Prof. Glicksohn's Lab
Electromagnetic Brain Imaging Unit
Tel: 972-3-531-7145 or 972-3-531-8221
Prof. Joseph Glicksohn is a Professor in the Department of Criminology at the Faculty of Social Sciences and a member of the Electromagnetic Brain Imaging Unit at the Leslie and Susan Gonda Multidisciplinary Brain Research Center.
According to Glicksohn and his team, anti-social personality traits, especially those related to impulsivity and aggression, can be traced to impaired brain function. Using a combination of electroencephalography (EEG), psychological testing and the administration of computer-generated tasks, they have shown that pathological behaviors such as impulsivity, risk taking and sensation seeking are linked to frontal lobe dysfunction.
The team also examines the relationship between consciousness, creativity and problem solving, and have shown that altered states of consciousness – brought on by the use of drugs, meditation, “trance” or other behaviors – correspond to a less logical, more metaphorical form of thinking.
In a separate project, Glicksohn and his team have demonstrated that the ability to creatively change one’s view is linked to changes in electrical patterns of the brain.

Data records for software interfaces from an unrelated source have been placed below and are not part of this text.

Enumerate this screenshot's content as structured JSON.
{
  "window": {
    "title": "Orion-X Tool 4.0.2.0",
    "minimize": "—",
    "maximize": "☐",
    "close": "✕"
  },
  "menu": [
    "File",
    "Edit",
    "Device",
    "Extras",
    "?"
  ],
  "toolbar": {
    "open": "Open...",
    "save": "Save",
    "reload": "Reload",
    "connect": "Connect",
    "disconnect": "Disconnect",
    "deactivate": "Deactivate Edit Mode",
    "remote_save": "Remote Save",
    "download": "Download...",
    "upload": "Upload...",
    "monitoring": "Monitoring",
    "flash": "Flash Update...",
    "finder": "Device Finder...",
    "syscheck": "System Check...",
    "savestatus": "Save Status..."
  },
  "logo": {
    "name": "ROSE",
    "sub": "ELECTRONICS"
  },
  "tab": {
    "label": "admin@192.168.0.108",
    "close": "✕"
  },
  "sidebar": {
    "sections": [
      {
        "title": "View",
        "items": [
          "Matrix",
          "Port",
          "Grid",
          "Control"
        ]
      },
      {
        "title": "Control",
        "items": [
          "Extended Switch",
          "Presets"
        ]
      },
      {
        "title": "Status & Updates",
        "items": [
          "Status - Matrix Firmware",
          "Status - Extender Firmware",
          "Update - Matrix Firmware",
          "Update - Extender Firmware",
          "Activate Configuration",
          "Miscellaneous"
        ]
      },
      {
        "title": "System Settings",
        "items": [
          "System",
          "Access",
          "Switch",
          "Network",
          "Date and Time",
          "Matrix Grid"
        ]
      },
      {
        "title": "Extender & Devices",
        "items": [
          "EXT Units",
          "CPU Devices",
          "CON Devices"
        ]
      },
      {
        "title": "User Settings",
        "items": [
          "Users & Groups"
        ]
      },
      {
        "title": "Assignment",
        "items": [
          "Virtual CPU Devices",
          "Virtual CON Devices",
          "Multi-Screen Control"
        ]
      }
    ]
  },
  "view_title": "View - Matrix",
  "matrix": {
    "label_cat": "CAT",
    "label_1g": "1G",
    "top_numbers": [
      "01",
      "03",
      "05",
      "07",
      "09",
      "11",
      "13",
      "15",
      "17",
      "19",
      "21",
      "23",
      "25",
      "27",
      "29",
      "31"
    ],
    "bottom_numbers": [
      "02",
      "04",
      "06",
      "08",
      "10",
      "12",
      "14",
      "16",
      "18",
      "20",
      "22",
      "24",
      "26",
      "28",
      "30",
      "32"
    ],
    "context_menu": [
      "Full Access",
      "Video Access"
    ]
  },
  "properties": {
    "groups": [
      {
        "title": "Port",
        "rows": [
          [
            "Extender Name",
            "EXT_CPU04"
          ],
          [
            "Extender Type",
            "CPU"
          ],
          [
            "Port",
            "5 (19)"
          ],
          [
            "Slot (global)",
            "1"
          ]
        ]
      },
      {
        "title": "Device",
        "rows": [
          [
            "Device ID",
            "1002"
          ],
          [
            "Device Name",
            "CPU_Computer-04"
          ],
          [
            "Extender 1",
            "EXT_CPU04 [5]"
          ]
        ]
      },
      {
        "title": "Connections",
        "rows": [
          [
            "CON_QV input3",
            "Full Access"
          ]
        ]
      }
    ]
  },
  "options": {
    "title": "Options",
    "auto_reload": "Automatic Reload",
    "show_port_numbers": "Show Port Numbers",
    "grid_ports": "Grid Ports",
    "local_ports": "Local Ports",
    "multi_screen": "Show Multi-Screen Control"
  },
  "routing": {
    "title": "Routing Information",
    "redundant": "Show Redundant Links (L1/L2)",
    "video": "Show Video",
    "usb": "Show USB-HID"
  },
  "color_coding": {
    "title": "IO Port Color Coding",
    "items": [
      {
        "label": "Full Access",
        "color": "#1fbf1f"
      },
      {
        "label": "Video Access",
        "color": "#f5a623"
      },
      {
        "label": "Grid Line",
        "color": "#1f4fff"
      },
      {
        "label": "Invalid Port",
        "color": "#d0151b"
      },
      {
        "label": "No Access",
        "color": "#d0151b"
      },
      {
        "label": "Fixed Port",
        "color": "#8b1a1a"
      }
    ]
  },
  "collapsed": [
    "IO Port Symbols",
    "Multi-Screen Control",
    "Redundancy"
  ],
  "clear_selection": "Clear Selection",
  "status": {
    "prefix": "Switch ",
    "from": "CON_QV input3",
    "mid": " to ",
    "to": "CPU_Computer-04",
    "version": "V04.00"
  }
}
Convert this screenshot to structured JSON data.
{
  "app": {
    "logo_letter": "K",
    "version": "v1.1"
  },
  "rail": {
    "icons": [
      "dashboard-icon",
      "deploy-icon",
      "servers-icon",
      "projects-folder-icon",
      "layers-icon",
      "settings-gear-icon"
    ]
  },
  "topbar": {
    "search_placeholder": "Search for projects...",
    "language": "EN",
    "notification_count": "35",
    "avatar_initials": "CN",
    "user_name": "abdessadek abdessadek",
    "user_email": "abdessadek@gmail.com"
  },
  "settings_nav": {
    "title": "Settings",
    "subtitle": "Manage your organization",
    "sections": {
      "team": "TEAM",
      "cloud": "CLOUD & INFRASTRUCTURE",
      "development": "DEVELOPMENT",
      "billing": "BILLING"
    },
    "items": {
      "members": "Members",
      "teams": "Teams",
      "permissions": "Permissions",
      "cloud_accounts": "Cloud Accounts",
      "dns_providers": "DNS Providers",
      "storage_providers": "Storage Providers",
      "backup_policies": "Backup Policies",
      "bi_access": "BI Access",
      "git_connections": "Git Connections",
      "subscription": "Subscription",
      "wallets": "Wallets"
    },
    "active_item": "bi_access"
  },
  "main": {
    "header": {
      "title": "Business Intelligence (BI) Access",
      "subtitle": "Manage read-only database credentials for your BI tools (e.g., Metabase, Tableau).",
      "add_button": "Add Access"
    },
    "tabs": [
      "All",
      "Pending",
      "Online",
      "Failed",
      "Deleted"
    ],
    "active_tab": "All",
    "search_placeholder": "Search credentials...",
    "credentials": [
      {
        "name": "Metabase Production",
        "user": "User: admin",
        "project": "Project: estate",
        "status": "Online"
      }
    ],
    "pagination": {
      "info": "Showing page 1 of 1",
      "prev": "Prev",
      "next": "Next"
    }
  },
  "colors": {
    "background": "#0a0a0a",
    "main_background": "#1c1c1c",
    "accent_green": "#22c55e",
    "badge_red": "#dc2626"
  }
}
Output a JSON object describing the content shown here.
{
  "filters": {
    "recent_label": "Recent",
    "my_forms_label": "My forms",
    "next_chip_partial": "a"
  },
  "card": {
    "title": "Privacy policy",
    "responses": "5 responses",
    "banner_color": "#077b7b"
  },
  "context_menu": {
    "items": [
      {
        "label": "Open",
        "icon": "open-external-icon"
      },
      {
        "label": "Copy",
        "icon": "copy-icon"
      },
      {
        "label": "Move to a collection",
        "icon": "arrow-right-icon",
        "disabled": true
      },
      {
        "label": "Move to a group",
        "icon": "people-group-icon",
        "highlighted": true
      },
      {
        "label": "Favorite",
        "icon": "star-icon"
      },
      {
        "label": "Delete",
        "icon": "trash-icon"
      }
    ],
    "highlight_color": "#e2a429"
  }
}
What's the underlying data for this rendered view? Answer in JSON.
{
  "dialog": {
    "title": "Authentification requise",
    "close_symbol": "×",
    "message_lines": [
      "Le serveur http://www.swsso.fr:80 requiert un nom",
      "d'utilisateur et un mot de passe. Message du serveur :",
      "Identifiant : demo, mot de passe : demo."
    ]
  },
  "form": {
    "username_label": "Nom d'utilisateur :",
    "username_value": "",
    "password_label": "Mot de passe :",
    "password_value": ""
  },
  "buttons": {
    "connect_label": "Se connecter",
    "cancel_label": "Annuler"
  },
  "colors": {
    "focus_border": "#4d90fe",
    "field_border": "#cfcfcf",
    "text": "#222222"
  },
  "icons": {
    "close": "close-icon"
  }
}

The team is interested in analyzing EEG both as a correlate of subjective experience, personality and cognitive functioning, and as a substantive domain in itself. In the latter respect, they are interested in the regularization of EEG using photic stimulation, individual differences in EEG profiles, and in understanding the dynamics of EEG alpha and theta (power and coherence) and their relationship to ongoing states of consciousness and underlying personality traits.
Their research on time perception has developed into a detailed psychophysical approach, which is currently being investigated with the aid of the EEG.
As they study sensation seeking, the relationship between impulsivity and time perception, and the electrophysiological and neuropsychological correlates of personality traits, Glicksohn and his team examine key areas of criminological and brain research.
Their work within the field of personality has explored the psychobiological basis of traits such as sensation seeking, impulsivity and the Eysenckian Big Three. The group is particularly interested in the interactive nature of personality traits. Their research into the structure of personality has direct implications for the study of criminality, as the traits under investigation are major predictors of both antisocial and prosocial behavior.
Glicksohn and his team work on variety of interdisciplinary projects, including studies on metaphors, consciousness, time, and personality. In particular, their work on metaphoric thinking has developed into a Gestalt-oriented approach that employs the verbal protocol technique to investigate how readers grapple with the intricacies of poetic text and the metaphors appearing therein. This broad interdisciplinary approach bridges the gap between cognitive psychology and literary criticism.
Looking to the Future
A number of doctoral projects have been completed, and these will lead to a series of future publications. We are looking at measures of neuropsychological functioning, cognitive ability and style, time perception and personality traits with regards to psychopathy, ADHD, addiction and eating disorders.
Other work is concerned with the use of such measures to understand the dynamics of the family interaction. In a separate line of research, we are also employing a microgenetic technique, in conjunction with some of these measures, to understand impulsivity and creativity.
Other work is related to EEG indices of meditation and creativity. In all, our research spans the cognitive, neuropsychological, electrophysiological and personality domains, to understand some key areas of psychological and criminological research, on the one hand, and brain science and cognitive science areas on the other.